* WORK REQUEST
Go through the data and copy each line that holds "selected".

BEGIN

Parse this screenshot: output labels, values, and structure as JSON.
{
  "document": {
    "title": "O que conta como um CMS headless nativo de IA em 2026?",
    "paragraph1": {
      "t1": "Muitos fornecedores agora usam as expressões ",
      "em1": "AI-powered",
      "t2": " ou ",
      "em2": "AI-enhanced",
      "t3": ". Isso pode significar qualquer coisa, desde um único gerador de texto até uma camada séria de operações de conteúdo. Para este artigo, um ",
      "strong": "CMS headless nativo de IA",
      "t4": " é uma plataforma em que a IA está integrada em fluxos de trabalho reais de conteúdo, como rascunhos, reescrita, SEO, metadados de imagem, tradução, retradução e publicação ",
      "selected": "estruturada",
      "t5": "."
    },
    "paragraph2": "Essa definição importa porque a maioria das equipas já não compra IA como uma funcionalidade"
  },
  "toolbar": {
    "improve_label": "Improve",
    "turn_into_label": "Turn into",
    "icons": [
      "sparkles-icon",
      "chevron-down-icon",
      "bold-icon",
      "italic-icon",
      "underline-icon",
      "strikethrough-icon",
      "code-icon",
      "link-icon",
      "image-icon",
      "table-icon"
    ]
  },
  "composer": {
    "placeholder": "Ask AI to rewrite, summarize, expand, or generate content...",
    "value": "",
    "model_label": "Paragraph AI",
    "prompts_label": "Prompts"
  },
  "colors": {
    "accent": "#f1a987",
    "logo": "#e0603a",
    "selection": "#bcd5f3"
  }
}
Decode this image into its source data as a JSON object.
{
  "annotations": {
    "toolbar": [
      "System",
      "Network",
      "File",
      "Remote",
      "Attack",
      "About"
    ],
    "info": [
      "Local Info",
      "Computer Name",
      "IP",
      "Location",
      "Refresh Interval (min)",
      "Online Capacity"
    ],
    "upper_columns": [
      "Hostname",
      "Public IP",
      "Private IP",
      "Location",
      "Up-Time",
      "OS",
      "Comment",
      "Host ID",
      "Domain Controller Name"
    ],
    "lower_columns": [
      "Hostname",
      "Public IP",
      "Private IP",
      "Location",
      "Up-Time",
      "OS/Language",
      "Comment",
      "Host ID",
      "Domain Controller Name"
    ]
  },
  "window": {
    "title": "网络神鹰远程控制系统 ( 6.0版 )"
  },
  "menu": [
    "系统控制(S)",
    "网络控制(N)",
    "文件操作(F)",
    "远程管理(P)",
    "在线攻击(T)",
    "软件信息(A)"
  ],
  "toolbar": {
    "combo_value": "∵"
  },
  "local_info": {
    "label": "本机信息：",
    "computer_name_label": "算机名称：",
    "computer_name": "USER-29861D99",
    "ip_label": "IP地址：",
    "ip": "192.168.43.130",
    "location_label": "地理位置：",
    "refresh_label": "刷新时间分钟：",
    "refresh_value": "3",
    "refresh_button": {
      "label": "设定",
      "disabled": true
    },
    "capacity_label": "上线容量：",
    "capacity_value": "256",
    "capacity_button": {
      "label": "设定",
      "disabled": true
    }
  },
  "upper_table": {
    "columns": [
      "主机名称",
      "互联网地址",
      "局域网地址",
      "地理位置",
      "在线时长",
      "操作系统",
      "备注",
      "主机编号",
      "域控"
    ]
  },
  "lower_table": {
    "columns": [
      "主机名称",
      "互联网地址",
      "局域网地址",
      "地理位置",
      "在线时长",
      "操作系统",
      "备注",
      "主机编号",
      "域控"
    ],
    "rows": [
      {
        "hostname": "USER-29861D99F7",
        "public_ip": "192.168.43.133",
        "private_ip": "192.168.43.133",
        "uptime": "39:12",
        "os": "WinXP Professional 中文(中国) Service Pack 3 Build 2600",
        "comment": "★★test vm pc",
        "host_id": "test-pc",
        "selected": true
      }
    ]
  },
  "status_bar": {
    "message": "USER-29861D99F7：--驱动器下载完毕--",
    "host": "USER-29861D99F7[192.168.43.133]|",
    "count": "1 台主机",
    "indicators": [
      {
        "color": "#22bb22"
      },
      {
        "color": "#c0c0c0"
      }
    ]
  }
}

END

* ANSWER TO THIS PROBLEM
      "selected": "estruturada",
        "selected": true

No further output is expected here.